    The idea, of course, is to provide high-quality answers to these questions, AND, since we’re organizers and advocates, also to offer people a chance to get involved with campaigns to address the problems their problems reference. So, “the legislature and courts in XYZ state have not positively affirmed the rights of homeless individuals to be present in any place of their choice, but there’s an active campaign to push for ABC legislation to do just that…here’s how you can join.”

    In order to not alienate those who are turning to this forum to look for answers, it’s critical that you actually offer answers (not just, “come to my website to check it out”)–Yahoo Answers users vote on the submitted answers, and those users whose answers have received the most votes are prominently displayed in a bar on the right of the screen (and it would be good to have your profile there!).

    As the title suggests, much of this whole exercise is contrary to the spirit of “do nothing for people that they can’t do for themselves” that characterizes the best organizing. Just “giving people the answers” goes against organizing ideals of helping people to find their own solutions to their problems, although certainly the fact that people are seeking out this online community to find their answers suggests that they are actively seeking knowledge and tools. Still, to keep this from being “organizer as expert”, this is the perfect activity/forum for one or more of your most active volunteer leaders; they may already be using Yahoo Answers for their own purposes, and they can certainly become comfortable with the format and part of the community quite quickly, and then use their expertise in the issues on which you’re working to help others grapple with the same challenges.

    The New Community Rules also recommends Linked In’s question and answer forums, and, while I think that those could be a helpful tool for an organization looking for coalition partners or new employees or maybe even new investors/donors, the questions I found really seemed to center around professional advancement and networking. It would seem harder to authentically connect your advocacy issues in this format.

    If anyone has tried or decides to try this out, I’d love to hear how it goes–how much time does it take for you to develop answers and find relevant questions? How well do your answers rank? Are you able to build connections to the people whose questions you answer? What about submitting your own questions, particularly related to how to frame specific issues or how to structure certain strategies?
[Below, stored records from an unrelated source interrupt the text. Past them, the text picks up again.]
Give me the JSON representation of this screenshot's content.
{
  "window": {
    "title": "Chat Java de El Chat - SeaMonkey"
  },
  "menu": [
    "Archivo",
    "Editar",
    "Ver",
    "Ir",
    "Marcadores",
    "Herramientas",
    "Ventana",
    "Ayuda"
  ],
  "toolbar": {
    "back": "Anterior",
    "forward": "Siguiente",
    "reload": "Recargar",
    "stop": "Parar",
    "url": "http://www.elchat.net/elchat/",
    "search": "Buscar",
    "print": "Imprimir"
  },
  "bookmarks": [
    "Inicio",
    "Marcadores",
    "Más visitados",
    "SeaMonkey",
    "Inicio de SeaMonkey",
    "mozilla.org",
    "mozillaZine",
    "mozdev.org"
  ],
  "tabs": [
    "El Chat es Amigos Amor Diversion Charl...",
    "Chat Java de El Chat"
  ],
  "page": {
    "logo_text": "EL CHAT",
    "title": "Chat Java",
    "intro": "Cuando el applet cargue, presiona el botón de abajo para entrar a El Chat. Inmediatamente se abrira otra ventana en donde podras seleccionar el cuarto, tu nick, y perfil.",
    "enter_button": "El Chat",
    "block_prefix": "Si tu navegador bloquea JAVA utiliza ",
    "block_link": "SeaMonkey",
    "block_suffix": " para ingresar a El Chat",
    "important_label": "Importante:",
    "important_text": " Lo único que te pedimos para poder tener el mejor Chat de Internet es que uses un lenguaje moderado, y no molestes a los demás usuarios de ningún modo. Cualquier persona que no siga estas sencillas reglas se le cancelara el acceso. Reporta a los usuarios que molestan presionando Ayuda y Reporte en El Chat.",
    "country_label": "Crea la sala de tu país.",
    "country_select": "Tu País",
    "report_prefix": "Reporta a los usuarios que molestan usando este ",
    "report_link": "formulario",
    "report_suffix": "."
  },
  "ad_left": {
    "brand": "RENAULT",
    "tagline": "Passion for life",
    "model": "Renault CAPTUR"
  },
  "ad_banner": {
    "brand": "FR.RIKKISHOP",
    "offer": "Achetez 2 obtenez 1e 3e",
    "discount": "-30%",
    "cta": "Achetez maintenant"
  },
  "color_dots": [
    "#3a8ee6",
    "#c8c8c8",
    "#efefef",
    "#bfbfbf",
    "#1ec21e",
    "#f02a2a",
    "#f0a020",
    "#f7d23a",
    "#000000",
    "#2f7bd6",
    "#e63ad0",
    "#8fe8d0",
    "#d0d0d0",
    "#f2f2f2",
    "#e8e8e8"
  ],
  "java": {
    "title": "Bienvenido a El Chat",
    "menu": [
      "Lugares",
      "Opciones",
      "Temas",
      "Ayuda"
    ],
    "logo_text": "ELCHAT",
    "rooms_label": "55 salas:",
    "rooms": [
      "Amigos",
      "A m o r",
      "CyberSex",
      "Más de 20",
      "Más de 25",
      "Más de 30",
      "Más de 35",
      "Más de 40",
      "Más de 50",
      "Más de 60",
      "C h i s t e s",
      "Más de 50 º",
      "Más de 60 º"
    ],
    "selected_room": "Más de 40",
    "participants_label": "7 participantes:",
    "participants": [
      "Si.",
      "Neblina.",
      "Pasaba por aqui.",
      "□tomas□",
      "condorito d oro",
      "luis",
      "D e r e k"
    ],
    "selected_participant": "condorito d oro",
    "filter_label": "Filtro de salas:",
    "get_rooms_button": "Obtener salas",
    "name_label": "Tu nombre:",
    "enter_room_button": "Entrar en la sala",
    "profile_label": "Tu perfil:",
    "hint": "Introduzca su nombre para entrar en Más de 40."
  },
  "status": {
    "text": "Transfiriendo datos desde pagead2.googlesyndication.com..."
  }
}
    And, um, if you find a question on there about how to entertain a 3.5-year-old for an afternoon so that a work-from-home Mommy can spend hours on Yahoo Answers…it’s totally a coincidence that that avatar looks so much like me.